#### [Task requirements]
A faithful copy of all the data is the goal; omit the pictures.

[Start of section]

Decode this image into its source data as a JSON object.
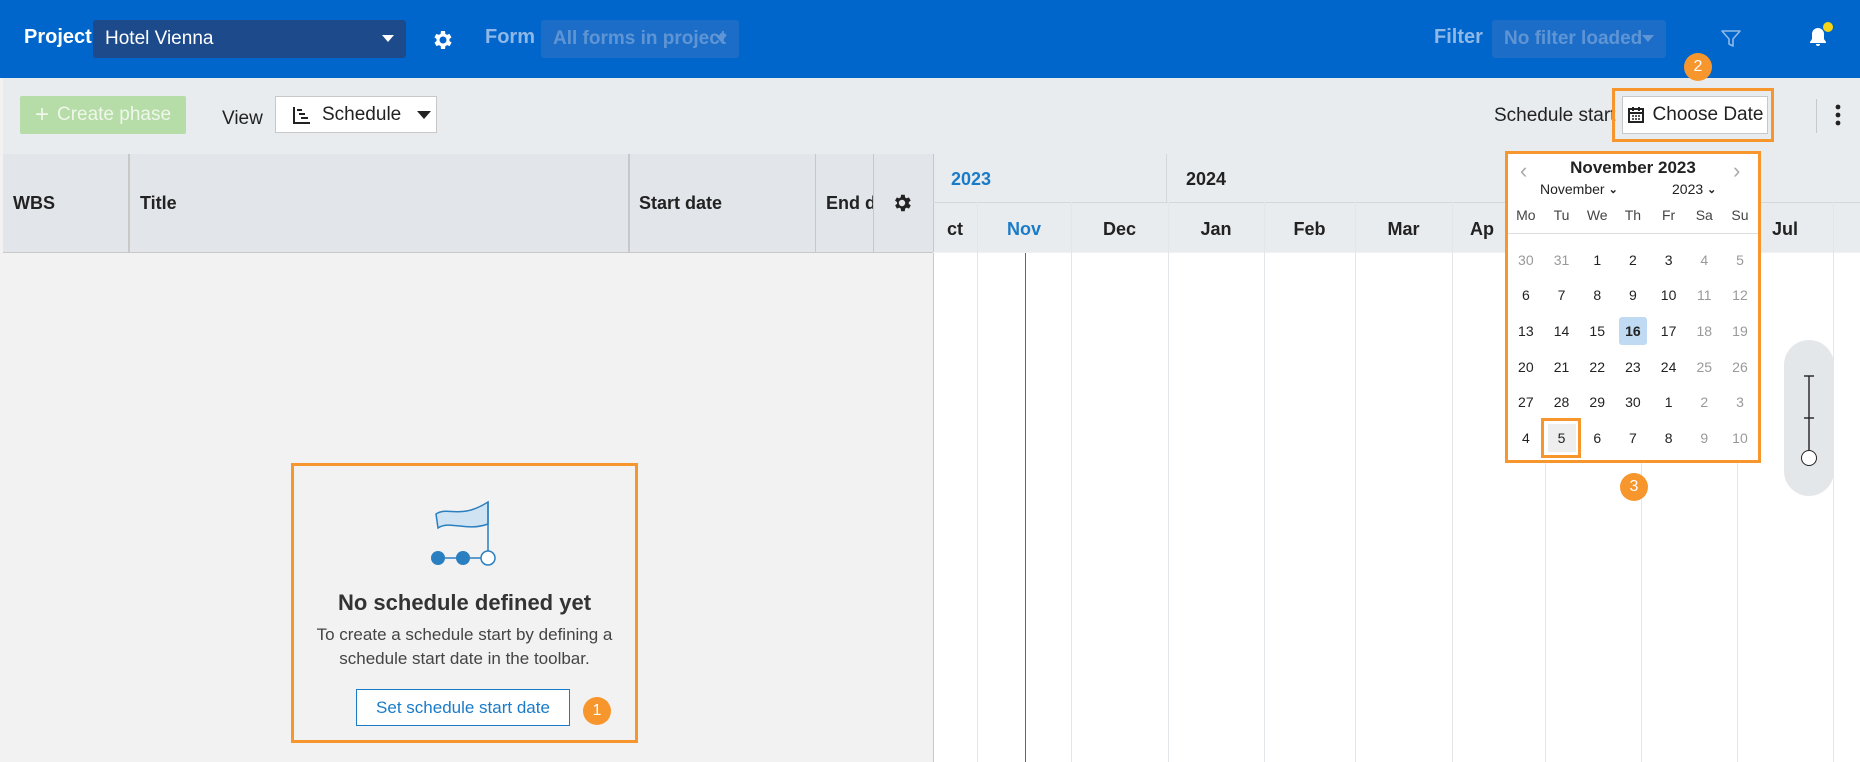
{
  "topbar": {
    "project_label": "Project",
    "project_value": "Hotel Vienna",
    "form_label": "Form",
    "form_value": "All forms in project",
    "filter_label": "Filter",
    "filter_value": "No filter loaded"
  },
  "toolbar": {
    "create_phase": "Create phase",
    "view_label": "View",
    "view_value": "Schedule",
    "schedule_start_label": "Schedule start",
    "choose_date": "Choose Date"
  },
  "grid": {
    "columns": [
      "WBS",
      "Title",
      "Start date",
      "End da"
    ]
  },
  "timeline": {
    "years": [
      "2023",
      "2024"
    ],
    "months": [
      "ct",
      "Nov",
      "Dec",
      "Jan",
      "Feb",
      "Mar",
      "Ap",
      "Jul"
    ]
  },
  "empty_state": {
    "title": "No schedule defined yet",
    "description": "To create a schedule start by defining a schedule start date in the toolbar.",
    "button": "Set schedule start date"
  },
  "badges": [
    "1",
    "2",
    "3"
  ],
  "calendar": {
    "title": "November 2023",
    "month_select": "November",
    "year_select": "2023",
    "weekdays": [
      "Mo",
      "Tu",
      "We",
      "Th",
      "Fr",
      "Sa",
      "Su"
    ],
    "days": [
      {
        "d": "30",
        "other": true
      },
      {
        "d": "31",
        "other": true
      },
      {
        "d": "1"
      },
      {
        "d": "2"
      },
      {
        "d": "3"
      },
      {
        "d": "4",
        "weekend": true
      },
      {
        "d": "5",
        "weekend": true
      },
      {
        "d": "6"
      },
      {
        "d": "7"
      },
      {
        "d": "8"
      },
      {
        "d": "9"
      },
      {
        "d": "10"
      },
      {
        "d": "11",
        "weekend": true
      },
      {
        "d": "12",
        "weekend": true
      },
      {
        "d": "13"
      },
      {
        "d": "14"
      },
      {
        "d": "15"
      },
      {
        "d": "16",
        "today": true
      },
      {
        "d": "17"
      },
      {
        "d": "18",
        "weekend": true
      },
      {
        "d": "19",
        "weekend": true
      },
      {
        "d": "20"
      },
      {
        "d": "21"
      },
      {
        "d": "22"
      },
      {
        "d": "23"
      },
      {
        "d": "24"
      },
      {
        "d": "25",
        "weekend": true
      },
      {
        "d": "26",
        "weekend": true
      },
      {
        "d": "27"
      },
      {
        "d": "28"
      },
      {
        "d": "29"
      },
      {
        "d": "30"
      },
      {
        "d": "1"
      },
      {
        "d": "2",
        "weekend": true
      },
      {
        "d": "3",
        "weekend": true
      },
      {
        "d": "4"
      },
      {
        "d": "5",
        "selected": true
      },
      {
        "d": "6"
      },
      {
        "d": "7"
      },
      {
        "d": "8"
      },
      {
        "d": "9",
        "weekend": true
      },
      {
        "d": "10",
        "weekend": true
      }
    ]
  },
  "colors": {
    "brand_blue": "#0066cc",
    "highlight_orange": "#f7962d",
    "link_blue": "#1a7bc8"
  }
}
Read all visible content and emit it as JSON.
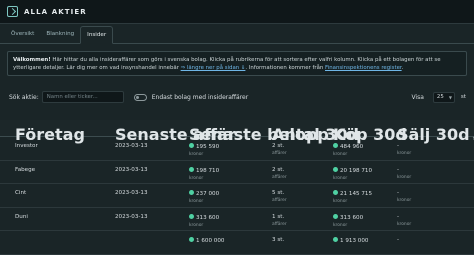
{
  "header": {
    "title": "ALLA AKTIER"
  },
  "tabs": [
    {
      "label": "Översikt",
      "active": false
    },
    {
      "label": "Blankning",
      "active": false
    },
    {
      "label": "Insider",
      "active": true
    }
  ],
  "info": {
    "bold": "Välkommen!",
    "line1": " Här hittar du alla insideraffärer som görs i svenska bolag. Klicka på rubrikerna för att sortera efter valfri kolumn. Klicka på ett bolagen för att se",
    "line2a": "ytterligare detaljer. Lär dig mer om vad insynshandel innebär ",
    "link1": "⇒ längre ner på sidan ⇓",
    "line2b": ". Informationen kommer från ",
    "link2": "Finansinspektionens register",
    "line2c": "."
  },
  "controls": {
    "search_label": "Sök aktie:",
    "search_placeholder": "Namn eller ticker...",
    "toggle_label": "Endast bolag med insideraffärer",
    "show_label": "Visa",
    "show_value": "25",
    "show_suffix": "st"
  },
  "table": {
    "columns": [
      "Företag",
      "Senaste affär",
      "Senaste belopp",
      "Antal 30d",
      "Köp 30d",
      "Sälj 30d"
    ],
    "rows": [
      {
        "company": "Investor",
        "date": "2023-03-13",
        "amount": "195 590",
        "amount_unit": "kronor",
        "count": "2 st.",
        "count_unit": "affärer",
        "buy": "484 960",
        "buy_unit": "kronor",
        "sell": "-",
        "sell_unit": "kronor"
      },
      {
        "company": "Fabege",
        "date": "2023-03-13",
        "amount": "198 710",
        "amount_unit": "kronor",
        "count": "2 st.",
        "count_unit": "affärer",
        "buy": "20 198 710",
        "buy_unit": "kronor",
        "sell": "-",
        "sell_unit": "kronor"
      },
      {
        "company": "Cint",
        "date": "2023-03-13",
        "amount": "237 000",
        "amount_unit": "kronor",
        "count": "5 st.",
        "count_unit": "affärer",
        "buy": "21 145 715",
        "buy_unit": "kronor",
        "sell": "-",
        "sell_unit": "kronor"
      },
      {
        "company": "Duni",
        "date": "2023-03-13",
        "amount": "313 600",
        "amount_unit": "kronor",
        "count": "1 st.",
        "count_unit": "affärer",
        "buy": "313 600",
        "buy_unit": "kronor",
        "sell": "-",
        "sell_unit": "kronor"
      },
      {
        "company": "",
        "date": "",
        "amount": "1 600 000",
        "amount_unit": "",
        "count": "3 st.",
        "count_unit": "",
        "buy": "1 913 000",
        "buy_unit": "",
        "sell": "-",
        "sell_unit": ""
      }
    ]
  }
}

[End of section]

#### [Response]
Decode this image into its source data as a JSON object.
{
  "topbar": {
    "project_label": "Project",
    "project_value": "Hotel Vienna",
    "form_label": "Form",
    "form_value": "All forms in project",
    "filter_label": "Filter",
    "filter_value": "No filter loaded"
  },
  "toolbar": {
    "create_phase": "Create phase",
    "view_label": "View",
    "view_value": "Schedule",
    "schedule_start_label": "Schedule start",
    "choose_date": "Choose Date"
  },
  "grid": {
    "columns": [
      "WBS",
      "Title",
      "Start date",
      "End da"
    ]
  },
  "timeline": {
    "years": [
      "2023",
      "2024"
    ],
    "months": [
      "ct",
      "Nov",
      "Dec",
      "Jan",
      "Feb",
      "Mar",
      "Ap",
      "Jul"
    ]
  },
  "empty_state": {
    "title": "No schedule defined yet",
    "description": "To create a schedule start by defining a schedule start date in the toolbar.",
    "button": "Set schedule start date"
  },
  "badges": [
    "1",
    "2",
    "3"
  ],
  "calendar": {
    "title": "November 2023",
    "month_select": "November",
    "year_select": "2023",
    "weekdays": [
      "Mo",
      "Tu",
      "We",
      "Th",
      "Fr",
      "Sa",
      "Su"
    ],
    "days": [
      {
        "d": "30",
        "other": true
      },
      {
        "d": "31",
        "other": true
      },
      {
        "d": "1"
      },
      {
        "d": "2"
      },
      {
        "d": "3"
      },
      {
        "d": "4",
        "weekend": true
      },
      {
        "d": "5",
        "weekend": true
      },
      {
        "d": "6"
      },
      {
        "d": "7"
      },
      {
        "d": "8"
      },
      {
        "d": "9"
      },
      {
        "d": "10"
      },
      {
        "d": "11",
        "weekend": true
      },
      {
        "d": "12",
        "weekend": true
      },
      {
        "d": "13"
      },
      {
        "d": "14"
      },
      {
        "d": "15"
      },
      {
        "d": "16",
        "today": true
      },
      {
        "d": "17"
      },
      {
        "d": "18",
        "weekend": true
      },
      {
        "d": "19",
        "weekend": true
      },
      {
        "d": "20"
      },
      {
        "d": "21"
      },
      {
        "d": "22"
      },
      {
        "d": "23"
      },
      {
        "d": "24"
      },
      {
        "d": "25",
        "weekend": true
      },
      {
        "d": "26",
        "weekend": true
      },
      {
        "d": "27"
      },
      {
        "d": "28"
      },
      {
        "d": "29"
      },
      {
        "d": "30"
      },
      {
        "d": "1"
      },
      {
        "d": "2",
        "weekend": true
      },
      {
        "d": "3",
        "weekend": true
      },
      {
        "d": "4"
      },
      {
        "d": "5",
        "selected": true
      },
      {
        "d": "6"
      },
      {
        "d": "7"
      },
      {
        "d": "8"
      },
      {
        "d": "9",
        "weekend": true
      },
      {
        "d": "10",
        "weekend": true
      }
    ]
  },
  "colors": {
    "brand_blue": "#0066cc",
    "highlight_orange": "#f7962d",
    "link_blue": "#1a7bc8"
  }
}
Read all visible content and emit it as JSON.
{
  "header": {
    "title": "ALLA AKTIER"
  },
  "tabs": [
    {
      "label": "Översikt",
      "active": false
    },
    {
      "label": "Blankning",
      "active": false
    },
    {
      "label": "Insider",
      "active": true
    }
  ],
  "info": {
    "bold": "Välkommen!",
    "line1": " Här hittar du alla insideraffärer som görs i svenska bolag. Klicka på rubrikerna för att sortera efter valfri kolumn. Klicka på ett bolagen för att se",
    "line2a": "ytterligare detaljer. Lär dig mer om vad insynshandel innebär ",
    "link1": "⇒ längre ner på sidan ⇓",
    "line2b": ". Informationen kommer från ",
    "link2": "Finansinspektionens register",
    "line2c": "."
  },
  "controls": {
    "search_label": "Sök aktie:",
    "search_placeholder": "Namn eller ticker...",
    "toggle_label": "Endast bolag med insideraffärer",
    "show_label": "Visa",
    "show_value": "25",
    "show_suffix": "st"
  },
  "table": {
    "columns": [
      "Företag",
      "Senaste affär",
      "Senaste belopp",
      "Antal 30d",
      "Köp 30d",
      "Sälj 30d"
    ],
    "rows": [
      {
        "company": "Investor",
        "date": "2023-03-13",
        "amount": "195 590",
        "amount_unit": "kronor",
        "count": "2 st.",
        "count_unit": "affärer",
        "buy": "484 960",
        "buy_unit": "kronor",
        "sell": "-",
        "sell_unit": "kronor"
      },
      {
        "company": "Fabege",
        "date": "2023-03-13",
        "amount": "198 710",
        "amount_unit": "kronor",
        "count": "2 st.",
        "count_unit": "affärer",
        "buy": "20 198 710",
        "buy_unit": "kronor",
        "sell": "-",
        "sell_unit": "kronor"
      },
      {
        "company": "Cint",
        "date": "2023-03-13",
        "amount": "237 000",
        "amount_unit": "kronor",
        "count": "5 st.",
        "count_unit": "affärer",
        "buy": "21 145 715",
        "buy_unit": "kronor",
        "sell": "-",
        "sell_unit": "kronor"
      },
      {
        "company": "Duni",
        "date": "2023-03-13",
        "amount": "313 600",
        "amount_unit": "kronor",
        "count": "1 st.",
        "count_unit": "affärer",
        "buy": "313 600",
        "buy_unit": "kronor",
        "sell": "-",
        "sell_unit": "kronor"
      },
      {
        "company": "",
        "date": "",
        "amount": "1 600 000",
        "amount_unit": "",
        "count": "3 st.",
        "count_unit": "",
        "buy": "1 913 000",
        "buy_unit": "",
        "sell": "-",
        "sell_unit": ""
      }
    ]
  }
}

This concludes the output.